» RECORDS PROVIDED:
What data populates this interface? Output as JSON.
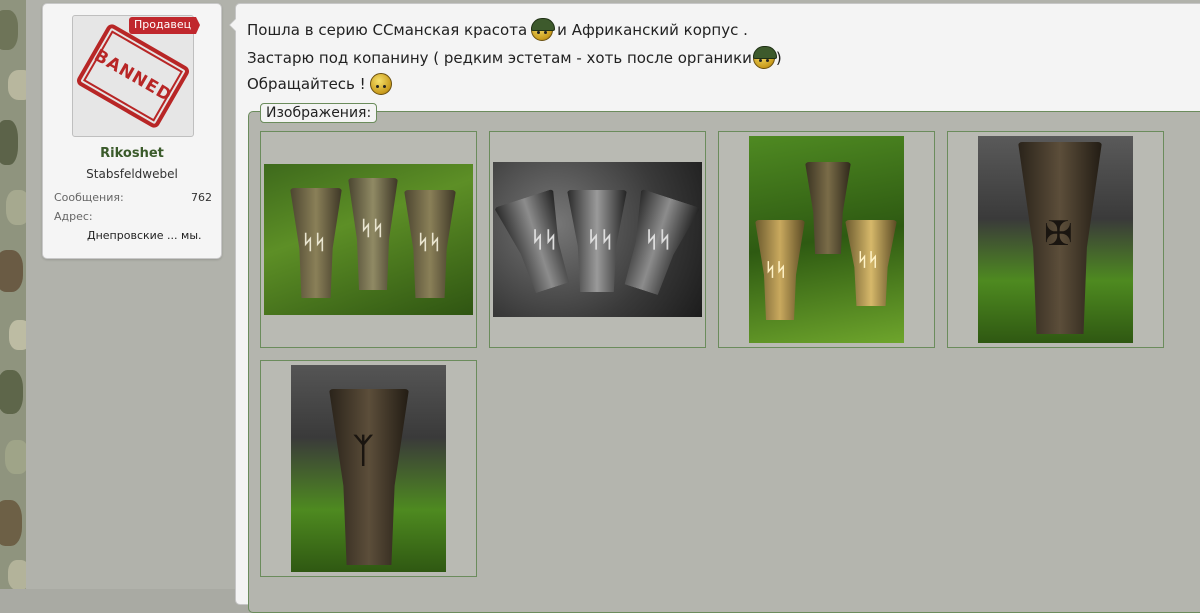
{
  "user": {
    "badge": "Продавец",
    "avatar_stamp": "BANNED",
    "username": "Rikoshet",
    "rank": "Stabsfeldwebel",
    "messages_label": "Сообщения:",
    "messages_value": "762",
    "address_label": "Адрес:",
    "address_value": "Днепровские ... мы."
  },
  "post": {
    "line1_a": "Пошла в серию ССманская красота",
    "line1_b": "и Африканский корпус .",
    "line2": "Застарю под копанину ( редким эстетам - хоть после органики",
    "line2_end": ")",
    "line3": "Обращайтесь !",
    "attachments_legend": "Изображения:"
  },
  "icons": {
    "smiley_helmet": "soldier-helmet-smiley-icon",
    "smiley": "smiley-icon"
  },
  "colors": {
    "username": "#3a5a2a",
    "badge": "#c0272d",
    "fieldset_border": "#6b8c5c"
  }
}
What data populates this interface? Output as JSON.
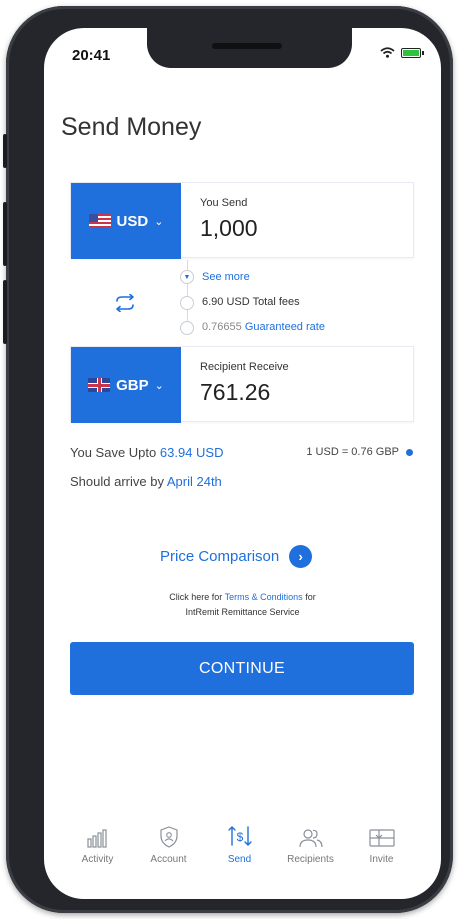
{
  "status_bar": {
    "time": "20:41"
  },
  "page": {
    "title": "Send Money"
  },
  "send": {
    "currency": "USD",
    "label": "You Send",
    "amount": "1,000"
  },
  "receive": {
    "currency": "GBP",
    "label": "Recipient Receive",
    "amount": "761.26"
  },
  "details": {
    "see_more": "See more",
    "fees_value": "6.90 USD",
    "fees_label": "Total fees",
    "rate_value": "0.76655",
    "rate_label": "Guaranteed rate"
  },
  "savings": {
    "label": "You Save Upto",
    "amount": "63.94 USD",
    "rate": "1 USD = 0.76 GBP",
    "arrive_label": "Should arrive by",
    "arrive_date": "April 24th"
  },
  "price_comparison": {
    "label": "Price Comparison"
  },
  "terms": {
    "prefix": "Click here for",
    "link": "Terms & Conditions",
    "suffix": "for",
    "line2": "IntRemit Remittance Service"
  },
  "continue_label": "CONTINUE",
  "tabs": [
    {
      "label": "Activity",
      "icon": "activity-chart-icon"
    },
    {
      "label": "Account",
      "icon": "account-shield-icon"
    },
    {
      "label": "Send",
      "icon": "send-transfer-icon",
      "active": true
    },
    {
      "label": "Recipients",
      "icon": "recipients-icon"
    },
    {
      "label": "Invite",
      "icon": "invite-gift-icon"
    }
  ],
  "colors": {
    "accent": "#1f6fdc",
    "frame": "#24262b"
  }
}
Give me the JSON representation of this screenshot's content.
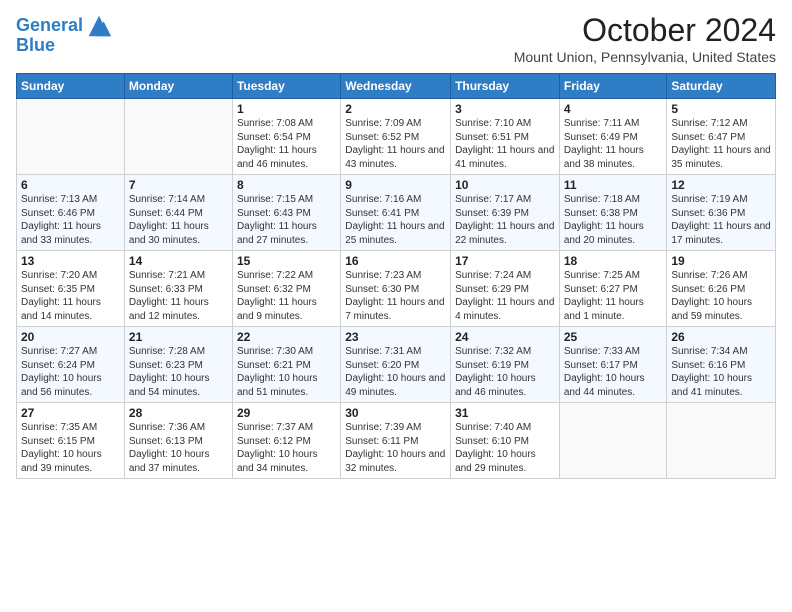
{
  "logo": {
    "line1": "General",
    "line2": "Blue"
  },
  "title": "October 2024",
  "subtitle": "Mount Union, Pennsylvania, United States",
  "days_header": [
    "Sunday",
    "Monday",
    "Tuesday",
    "Wednesday",
    "Thursday",
    "Friday",
    "Saturday"
  ],
  "weeks": [
    [
      {
        "day": "",
        "text": ""
      },
      {
        "day": "",
        "text": ""
      },
      {
        "day": "1",
        "text": "Sunrise: 7:08 AM\nSunset: 6:54 PM\nDaylight: 11 hours and 46 minutes."
      },
      {
        "day": "2",
        "text": "Sunrise: 7:09 AM\nSunset: 6:52 PM\nDaylight: 11 hours and 43 minutes."
      },
      {
        "day": "3",
        "text": "Sunrise: 7:10 AM\nSunset: 6:51 PM\nDaylight: 11 hours and 41 minutes."
      },
      {
        "day": "4",
        "text": "Sunrise: 7:11 AM\nSunset: 6:49 PM\nDaylight: 11 hours and 38 minutes."
      },
      {
        "day": "5",
        "text": "Sunrise: 7:12 AM\nSunset: 6:47 PM\nDaylight: 11 hours and 35 minutes."
      }
    ],
    [
      {
        "day": "6",
        "text": "Sunrise: 7:13 AM\nSunset: 6:46 PM\nDaylight: 11 hours and 33 minutes."
      },
      {
        "day": "7",
        "text": "Sunrise: 7:14 AM\nSunset: 6:44 PM\nDaylight: 11 hours and 30 minutes."
      },
      {
        "day": "8",
        "text": "Sunrise: 7:15 AM\nSunset: 6:43 PM\nDaylight: 11 hours and 27 minutes."
      },
      {
        "day": "9",
        "text": "Sunrise: 7:16 AM\nSunset: 6:41 PM\nDaylight: 11 hours and 25 minutes."
      },
      {
        "day": "10",
        "text": "Sunrise: 7:17 AM\nSunset: 6:39 PM\nDaylight: 11 hours and 22 minutes."
      },
      {
        "day": "11",
        "text": "Sunrise: 7:18 AM\nSunset: 6:38 PM\nDaylight: 11 hours and 20 minutes."
      },
      {
        "day": "12",
        "text": "Sunrise: 7:19 AM\nSunset: 6:36 PM\nDaylight: 11 hours and 17 minutes."
      }
    ],
    [
      {
        "day": "13",
        "text": "Sunrise: 7:20 AM\nSunset: 6:35 PM\nDaylight: 11 hours and 14 minutes."
      },
      {
        "day": "14",
        "text": "Sunrise: 7:21 AM\nSunset: 6:33 PM\nDaylight: 11 hours and 12 minutes."
      },
      {
        "day": "15",
        "text": "Sunrise: 7:22 AM\nSunset: 6:32 PM\nDaylight: 11 hours and 9 minutes."
      },
      {
        "day": "16",
        "text": "Sunrise: 7:23 AM\nSunset: 6:30 PM\nDaylight: 11 hours and 7 minutes."
      },
      {
        "day": "17",
        "text": "Sunrise: 7:24 AM\nSunset: 6:29 PM\nDaylight: 11 hours and 4 minutes."
      },
      {
        "day": "18",
        "text": "Sunrise: 7:25 AM\nSunset: 6:27 PM\nDaylight: 11 hours and 1 minute."
      },
      {
        "day": "19",
        "text": "Sunrise: 7:26 AM\nSunset: 6:26 PM\nDaylight: 10 hours and 59 minutes."
      }
    ],
    [
      {
        "day": "20",
        "text": "Sunrise: 7:27 AM\nSunset: 6:24 PM\nDaylight: 10 hours and 56 minutes."
      },
      {
        "day": "21",
        "text": "Sunrise: 7:28 AM\nSunset: 6:23 PM\nDaylight: 10 hours and 54 minutes."
      },
      {
        "day": "22",
        "text": "Sunrise: 7:30 AM\nSunset: 6:21 PM\nDaylight: 10 hours and 51 minutes."
      },
      {
        "day": "23",
        "text": "Sunrise: 7:31 AM\nSunset: 6:20 PM\nDaylight: 10 hours and 49 minutes."
      },
      {
        "day": "24",
        "text": "Sunrise: 7:32 AM\nSunset: 6:19 PM\nDaylight: 10 hours and 46 minutes."
      },
      {
        "day": "25",
        "text": "Sunrise: 7:33 AM\nSunset: 6:17 PM\nDaylight: 10 hours and 44 minutes."
      },
      {
        "day": "26",
        "text": "Sunrise: 7:34 AM\nSunset: 6:16 PM\nDaylight: 10 hours and 41 minutes."
      }
    ],
    [
      {
        "day": "27",
        "text": "Sunrise: 7:35 AM\nSunset: 6:15 PM\nDaylight: 10 hours and 39 minutes."
      },
      {
        "day": "28",
        "text": "Sunrise: 7:36 AM\nSunset: 6:13 PM\nDaylight: 10 hours and 37 minutes."
      },
      {
        "day": "29",
        "text": "Sunrise: 7:37 AM\nSunset: 6:12 PM\nDaylight: 10 hours and 34 minutes."
      },
      {
        "day": "30",
        "text": "Sunrise: 7:39 AM\nSunset: 6:11 PM\nDaylight: 10 hours and 32 minutes."
      },
      {
        "day": "31",
        "text": "Sunrise: 7:40 AM\nSunset: 6:10 PM\nDaylight: 10 hours and 29 minutes."
      },
      {
        "day": "",
        "text": ""
      },
      {
        "day": "",
        "text": ""
      }
    ]
  ]
}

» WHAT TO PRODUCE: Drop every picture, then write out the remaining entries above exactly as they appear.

» ANSWER BOX:
What data populates this interface? Output as JSON.
{
  "user": {
    "badge": "Продавец",
    "avatar_stamp": "BANNED",
    "username": "Rikoshet",
    "rank": "Stabsfeldwebel",
    "messages_label": "Сообщения:",
    "messages_value": "762",
    "address_label": "Адрес:",
    "address_value": "Днепровские ... мы."
  },
  "post": {
    "line1_a": "Пошла в серию ССманская красота",
    "line1_b": "и Африканский корпус .",
    "line2": "Застарю под копанину ( редким эстетам - хоть после органики",
    "line2_end": ")",
    "line3": "Обращайтесь !",
    "attachments_legend": "Изображения:"
  },
  "icons": {
    "smiley_helmet": "soldier-helmet-smiley-icon",
    "smiley": "smiley-icon"
  },
  "colors": {
    "username": "#3a5a2a",
    "badge": "#c0272d",
    "fieldset_border": "#6b8c5c"
  }
}
What data populates this interface? Output as JSON.
{
  "status_bar": {
    "time": "20:41"
  },
  "page": {
    "title": "Send Money"
  },
  "send": {
    "currency": "USD",
    "label": "You Send",
    "amount": "1,000"
  },
  "receive": {
    "currency": "GBP",
    "label": "Recipient Receive",
    "amount": "761.26"
  },
  "details": {
    "see_more": "See more",
    "fees_value": "6.90 USD",
    "fees_label": "Total fees",
    "rate_value": "0.76655",
    "rate_label": "Guaranteed rate"
  },
  "savings": {
    "label": "You Save Upto",
    "amount": "63.94 USD",
    "rate": "1 USD = 0.76 GBP",
    "arrive_label": "Should arrive by",
    "arrive_date": "April 24th"
  },
  "price_comparison": {
    "label": "Price Comparison"
  },
  "terms": {
    "prefix": "Click here for",
    "link": "Terms & Conditions",
    "suffix": "for",
    "line2": "IntRemit Remittance Service"
  },
  "continue_label": "CONTINUE",
  "tabs": [
    {
      "label": "Activity",
      "icon": "activity-chart-icon"
    },
    {
      "label": "Account",
      "icon": "account-shield-icon"
    },
    {
      "label": "Send",
      "icon": "send-transfer-icon",
      "active": true
    },
    {
      "label": "Recipients",
      "icon": "recipients-icon"
    },
    {
      "label": "Invite",
      "icon": "invite-gift-icon"
    }
  ],
  "colors": {
    "accent": "#1f6fdc",
    "frame": "#24262b"
  }
}
Give me the JSON representation of this screenshot's content.
{
  "logo": {
    "line1": "General",
    "line2": "Blue"
  },
  "title": "October 2024",
  "subtitle": "Mount Union, Pennsylvania, United States",
  "days_header": [
    "Sunday",
    "Monday",
    "Tuesday",
    "Wednesday",
    "Thursday",
    "Friday",
    "Saturday"
  ],
  "weeks": [
    [
      {
        "day": "",
        "text": ""
      },
      {
        "day": "",
        "text": ""
      },
      {
        "day": "1",
        "text": "Sunrise: 7:08 AM\nSunset: 6:54 PM\nDaylight: 11 hours and 46 minutes."
      },
      {
        "day": "2",
        "text": "Sunrise: 7:09 AM\nSunset: 6:52 PM\nDaylight: 11 hours and 43 minutes."
      },
      {
        "day": "3",
        "text": "Sunrise: 7:10 AM\nSunset: 6:51 PM\nDaylight: 11 hours and 41 minutes."
      },
      {
        "day": "4",
        "text": "Sunrise: 7:11 AM\nSunset: 6:49 PM\nDaylight: 11 hours and 38 minutes."
      },
      {
        "day": "5",
        "text": "Sunrise: 7:12 AM\nSunset: 6:47 PM\nDaylight: 11 hours and 35 minutes."
      }
    ],
    [
      {
        "day": "6",
        "text": "Sunrise: 7:13 AM\nSunset: 6:46 PM\nDaylight: 11 hours and 33 minutes."
      },
      {
        "day": "7",
        "text": "Sunrise: 7:14 AM\nSunset: 6:44 PM\nDaylight: 11 hours and 30 minutes."
      },
      {
        "day": "8",
        "text": "Sunrise: 7:15 AM\nSunset: 6:43 PM\nDaylight: 11 hours and 27 minutes."
      },
      {
        "day": "9",
        "text": "Sunrise: 7:16 AM\nSunset: 6:41 PM\nDaylight: 11 hours and 25 minutes."
      },
      {
        "day": "10",
        "text": "Sunrise: 7:17 AM\nSunset: 6:39 PM\nDaylight: 11 hours and 22 minutes."
      },
      {
        "day": "11",
        "text": "Sunrise: 7:18 AM\nSunset: 6:38 PM\nDaylight: 11 hours and 20 minutes."
      },
      {
        "day": "12",
        "text": "Sunrise: 7:19 AM\nSunset: 6:36 PM\nDaylight: 11 hours and 17 minutes."
      }
    ],
    [
      {
        "day": "13",
        "text": "Sunrise: 7:20 AM\nSunset: 6:35 PM\nDaylight: 11 hours and 14 minutes."
      },
      {
        "day": "14",
        "text": "Sunrise: 7:21 AM\nSunset: 6:33 PM\nDaylight: 11 hours and 12 minutes."
      },
      {
        "day": "15",
        "text": "Sunrise: 7:22 AM\nSunset: 6:32 PM\nDaylight: 11 hours and 9 minutes."
      },
      {
        "day": "16",
        "text": "Sunrise: 7:23 AM\nSunset: 6:30 PM\nDaylight: 11 hours and 7 minutes."
      },
      {
        "day": "17",
        "text": "Sunrise: 7:24 AM\nSunset: 6:29 PM\nDaylight: 11 hours and 4 minutes."
      },
      {
        "day": "18",
        "text": "Sunrise: 7:25 AM\nSunset: 6:27 PM\nDaylight: 11 hours and 1 minute."
      },
      {
        "day": "19",
        "text": "Sunrise: 7:26 AM\nSunset: 6:26 PM\nDaylight: 10 hours and 59 minutes."
      }
    ],
    [
      {
        "day": "20",
        "text": "Sunrise: 7:27 AM\nSunset: 6:24 PM\nDaylight: 10 hours and 56 minutes."
      },
      {
        "day": "21",
        "text": "Sunrise: 7:28 AM\nSunset: 6:23 PM\nDaylight: 10 hours and 54 minutes."
      },
      {
        "day": "22",
        "text": "Sunrise: 7:30 AM\nSunset: 6:21 PM\nDaylight: 10 hours and 51 minutes."
      },
      {
        "day": "23",
        "text": "Sunrise: 7:31 AM\nSunset: 6:20 PM\nDaylight: 10 hours and 49 minutes."
      },
      {
        "day": "24",
        "text": "Sunrise: 7:32 AM\nSunset: 6:19 PM\nDaylight: 10 hours and 46 minutes."
      },
      {
        "day": "25",
        "text": "Sunrise: 7:33 AM\nSunset: 6:17 PM\nDaylight: 10 hours and 44 minutes."
      },
      {
        "day": "26",
        "text": "Sunrise: 7:34 AM\nSunset: 6:16 PM\nDaylight: 10 hours and 41 minutes."
      }
    ],
    [
      {
        "day": "27",
        "text": "Sunrise: 7:35 AM\nSunset: 6:15 PM\nDaylight: 10 hours and 39 minutes."
      },
      {
        "day": "28",
        "text": "Sunrise: 7:36 AM\nSunset: 6:13 PM\nDaylight: 10 hours and 37 minutes."
      },
      {
        "day": "29",
        "text": "Sunrise: 7:37 AM\nSunset: 6:12 PM\nDaylight: 10 hours and 34 minutes."
      },
      {
        "day": "30",
        "text": "Sunrise: 7:39 AM\nSunset: 6:11 PM\nDaylight: 10 hours and 32 minutes."
      },
      {
        "day": "31",
        "text": "Sunrise: 7:40 AM\nSunset: 6:10 PM\nDaylight: 10 hours and 29 minutes."
      },
      {
        "day": "",
        "text": ""
      },
      {
        "day": "",
        "text": ""
      }
    ]
  ]
}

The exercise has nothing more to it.